When the Da Han troops realized their king was dead Chen Rongyu, as ranking commander, surrendered the remaining 50,000 soldiers to the forces of Zhu Yuanzhang. To appease Zhu he planned to give up his former master’s two sons. The older boy, Shan’er, was given for execution, but the younger, Li, had disappeared. In fact Zhang Dingbian, the Da Han star commander, had whisked the boy away to Wuchang in the confusion of surrender. With Chen Rongyu’s surrender of the remaining Da Han forces the long battle of Poyang Lake had come to an end.
In the aftermath of Poyang much happened. With the death of Chen Youliang and the destruction of most of his forces the Da Han regime had received a wound from which it would not recover. Chen Li, the second son of Youliang and successor, surrendered just one year later in March 1364, to the new King of Wu. The previous month Zhu Yuanzhang had judged the time right to break out of the shell of the Song regime and establish his own, which he named Wu. Zhu continued to wage war against his southern rivals for many years, until 1367 when he unified the south. That same year Zhu Yuanzhang finally attacked the Yuan remnants in the north for the first time, sending Xu Da with the task of capturing Dadu. He also sent Liao Yongzhong to attack the Mongols in Guangdong and Guangxi.
In 1368 Zhu Yuanzhang proclaimed a new dynasty in Yingtian, the Ming (Brilliance), taking inspiration from the title of his former superior, Han Lin’er. Yingtian’s name was changed to Nanjing, meaning southern capital. Furthermore Zhu Yuanzhang proclaimed himself Emperor Ming Taizu (Great Ancestor), with the era name Hongwu (Immensely Martial). It is by his era name that he is best recorded in history. By 1369 the new emperor had chased the last vestige of Mongol rule out of China, marking the beginning of Ming rule over the entire country. The Ming dynasty would go on to rule for 300 years, ending at the hands of the Manchus of Qing in 1644. In conclusion the battle of Poyang Lake was the decisive battle in the wars between the various rebel groups and by wining the battle Zhu Yuanzhang ensured his supremacy, eventually paving the way for the foundation of Ming rule.
The court portrait of Ming Taizu in old age.
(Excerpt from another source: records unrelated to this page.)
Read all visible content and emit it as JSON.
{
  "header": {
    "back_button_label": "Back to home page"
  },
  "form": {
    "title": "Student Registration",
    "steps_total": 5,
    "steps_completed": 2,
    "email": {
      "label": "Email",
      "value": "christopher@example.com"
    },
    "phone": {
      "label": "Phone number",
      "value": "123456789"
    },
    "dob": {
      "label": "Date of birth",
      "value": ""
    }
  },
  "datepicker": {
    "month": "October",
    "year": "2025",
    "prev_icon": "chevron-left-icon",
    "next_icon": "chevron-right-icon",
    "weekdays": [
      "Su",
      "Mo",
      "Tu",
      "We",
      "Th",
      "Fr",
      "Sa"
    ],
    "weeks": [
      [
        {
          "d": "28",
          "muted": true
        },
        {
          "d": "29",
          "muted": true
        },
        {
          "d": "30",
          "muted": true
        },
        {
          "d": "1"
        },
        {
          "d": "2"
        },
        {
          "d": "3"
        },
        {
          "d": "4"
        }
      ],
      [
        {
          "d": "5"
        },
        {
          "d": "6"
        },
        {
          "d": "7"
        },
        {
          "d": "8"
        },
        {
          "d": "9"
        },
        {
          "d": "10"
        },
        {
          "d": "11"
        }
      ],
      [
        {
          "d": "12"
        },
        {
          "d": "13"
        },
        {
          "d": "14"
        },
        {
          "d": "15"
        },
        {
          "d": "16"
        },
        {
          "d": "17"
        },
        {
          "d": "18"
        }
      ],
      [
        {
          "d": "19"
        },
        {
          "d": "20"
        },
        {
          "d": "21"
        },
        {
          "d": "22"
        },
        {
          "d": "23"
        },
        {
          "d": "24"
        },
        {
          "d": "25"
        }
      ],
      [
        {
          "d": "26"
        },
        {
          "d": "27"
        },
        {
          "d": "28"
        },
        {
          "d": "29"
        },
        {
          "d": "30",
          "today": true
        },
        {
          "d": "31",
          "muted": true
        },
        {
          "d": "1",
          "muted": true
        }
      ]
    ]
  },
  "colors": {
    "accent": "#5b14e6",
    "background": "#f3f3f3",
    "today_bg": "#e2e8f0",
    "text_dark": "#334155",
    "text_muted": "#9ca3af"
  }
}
By Palace Painter [Public domain], via Wikimedia Commons.
Turnbull, Stephen (2002). ‘Fighting Ships of the Far East (1): China and Southeast Asia
202 BC – AD 1419.’ Oxford: Osprey Publishing.
Chen, Junyi. “Re: Battle of Poyang Lake.” In China History Forum
[online discussion board]. Cited 20 June 2006.
Available from: http://www.chinahistoryforum.com/index.php?showtopic=8150&hl=Poyang